Secondary Organic Aerosols alive and well in fossil-fuel-combusted engine exhaust

In the Nov. 15, 2012 Pacific Northwest National Laboratory’s “Airborne particles smuggle pollutants to far reaches of globe” news release, Mary Beckman wrote: “Floating in the air and invisible to the eye, airborne particles known as secondary organic aerosols live and die. Born from carbon-based molecules given off by trees, vegetation, and fossil fuel burning, … Read more

Cleaning the air will require more than just paying lip service

I once saw a documentary called either “Super Trains” or “Supertrains” where I believe it was explained that one way of increasing the power output of a steam locomotive was, dimension-wise, to neither go broader in breadth nor higher in height (due to horizontal width and vertical height clearance limitations in effect at the time in the railway operating environment), … Read more

Is your furniture making you sick?

If I hadn’t read it with my own two eyes I never would have guessed that what’s in some furniture can potentially make people sick. The more I read, the more my interest was piqued. I, in fact, was quite taken aback once learning chemicals like chlorinated Tris, one of the more common, was removed from children’s pajamas … Read more

Word on ‘the street’: California’s ‘clear-the-air’ campaign appears to be working so far

The California Environmental Protection Agency Air Resources Board (ARB) states: “CA’s population reached 24 million people. Total registered vehicles surpassed 17 million and vehicle miles traveled is 155 billion. Cumulative CA vehicle emissions for [nitrogen oxides] and [hydrocarbons] remain at 1970 levels of 1.6 million tons/year despite a rise of 45 billion in VMT over … Read more

Court upholds California big rig and bus rule: Cleaner air forthcoming

The Public Policy Institute of California in its report: “Planning for a Better Future: California 2025: 2010 Update (Transportation),” revealed based on California Environmental Protection Agency Air Resources Board data, in California in 1975, and within the transportation sector, smog-forming emissions generated via passenger vehicles accounted for a full 70 percent with the remainder being released from heavy duty … Read more

eMission control – Focus: Seaways

Based on my reading of “California ships required to use cleaner fuel benefits public health,” written by Melissa Lin Perrella with the Natural Resources Defense Council (NRDC), it is my understanding a federal district court on Nov. 16, 2012 agreed to reject a lawsuit having to do with the Pacific Merchant Shipping Association’s (PMSA) challenge of a California regulation that requires … Read more

Plagued by polluted air: Is the San Joaquin Valley at increased asthma risk?

First things first.
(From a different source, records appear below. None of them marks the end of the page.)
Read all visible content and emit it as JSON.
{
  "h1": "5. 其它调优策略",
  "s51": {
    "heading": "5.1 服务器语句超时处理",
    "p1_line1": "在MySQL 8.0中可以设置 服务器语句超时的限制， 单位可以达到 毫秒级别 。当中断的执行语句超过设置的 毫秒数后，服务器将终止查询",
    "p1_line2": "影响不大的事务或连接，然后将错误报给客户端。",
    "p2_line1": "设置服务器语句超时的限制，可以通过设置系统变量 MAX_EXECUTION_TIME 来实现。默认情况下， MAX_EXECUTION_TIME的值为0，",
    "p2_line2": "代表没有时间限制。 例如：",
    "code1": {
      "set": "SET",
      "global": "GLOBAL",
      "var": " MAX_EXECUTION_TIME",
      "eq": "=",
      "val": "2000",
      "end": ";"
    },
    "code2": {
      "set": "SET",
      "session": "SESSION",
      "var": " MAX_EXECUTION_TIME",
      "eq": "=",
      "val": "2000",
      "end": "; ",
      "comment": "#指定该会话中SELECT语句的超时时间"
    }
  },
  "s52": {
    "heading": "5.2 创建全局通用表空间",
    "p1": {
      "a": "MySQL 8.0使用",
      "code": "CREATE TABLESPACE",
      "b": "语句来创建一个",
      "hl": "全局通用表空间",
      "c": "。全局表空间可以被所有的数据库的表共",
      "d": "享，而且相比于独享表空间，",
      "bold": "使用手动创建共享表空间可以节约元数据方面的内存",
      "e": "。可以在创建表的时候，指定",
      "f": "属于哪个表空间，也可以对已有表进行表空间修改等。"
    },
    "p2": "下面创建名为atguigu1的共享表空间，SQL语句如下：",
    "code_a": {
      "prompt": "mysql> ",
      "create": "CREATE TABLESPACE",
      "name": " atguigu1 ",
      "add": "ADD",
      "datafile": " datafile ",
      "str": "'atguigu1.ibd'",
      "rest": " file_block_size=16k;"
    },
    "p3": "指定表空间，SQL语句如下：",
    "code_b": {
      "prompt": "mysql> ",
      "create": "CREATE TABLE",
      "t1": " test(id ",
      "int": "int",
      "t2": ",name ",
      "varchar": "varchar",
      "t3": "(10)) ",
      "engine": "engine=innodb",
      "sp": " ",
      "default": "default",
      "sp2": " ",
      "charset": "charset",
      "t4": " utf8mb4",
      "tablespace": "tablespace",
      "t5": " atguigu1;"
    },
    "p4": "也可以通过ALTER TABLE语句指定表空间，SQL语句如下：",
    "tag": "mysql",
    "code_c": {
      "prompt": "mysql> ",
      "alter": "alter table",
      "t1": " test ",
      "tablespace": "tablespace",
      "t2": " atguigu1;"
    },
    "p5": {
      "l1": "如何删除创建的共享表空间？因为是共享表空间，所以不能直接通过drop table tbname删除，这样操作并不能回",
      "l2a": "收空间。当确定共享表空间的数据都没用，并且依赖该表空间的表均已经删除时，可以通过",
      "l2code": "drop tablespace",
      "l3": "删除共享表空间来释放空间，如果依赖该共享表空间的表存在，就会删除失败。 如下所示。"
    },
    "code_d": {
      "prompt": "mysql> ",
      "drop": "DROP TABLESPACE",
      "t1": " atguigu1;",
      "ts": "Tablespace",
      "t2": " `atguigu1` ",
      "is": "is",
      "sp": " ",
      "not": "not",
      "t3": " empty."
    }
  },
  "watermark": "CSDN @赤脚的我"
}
Keep in mind that from now until the middle of February the National Aeronautics and Space Administration (NASA) is conducting aerial air pollution reconnaissance in the skies over the San Joaquin Valley, a purpose of which is “… to help scientists better understand how to observe ground-level pollution from space,” according to NASA. … Read more

EPA’s new fine particle standard fuels debate

Since the U.S. Environmental Protection Agency on Dec. 14, 2012 announced the health standard for fine particles (PM 2.5) and soot had been tightened from the previous standard of 15 micrograms per cubic meter of air set 15 years ago to 12 micrograms per cubic meter, this has prompted both discussion and debate. Sentiment is … Read more

Updated U.S. EPA-issued PM 2.5 standard will help in protecting public health

A new national standard for fine particle pollution (PM 2.5 or particulate matter pollution 2.5 micrometers in diameter) was issued by the U.S. Environmental Protection Agency (EPA) on Dec. 14, 2012, set at 12 micrograms per cubic meter of air. This replaces the previous standard of 15 micrograms per cubic meter, established in 1997. By year 2020 projections are 99 … Read more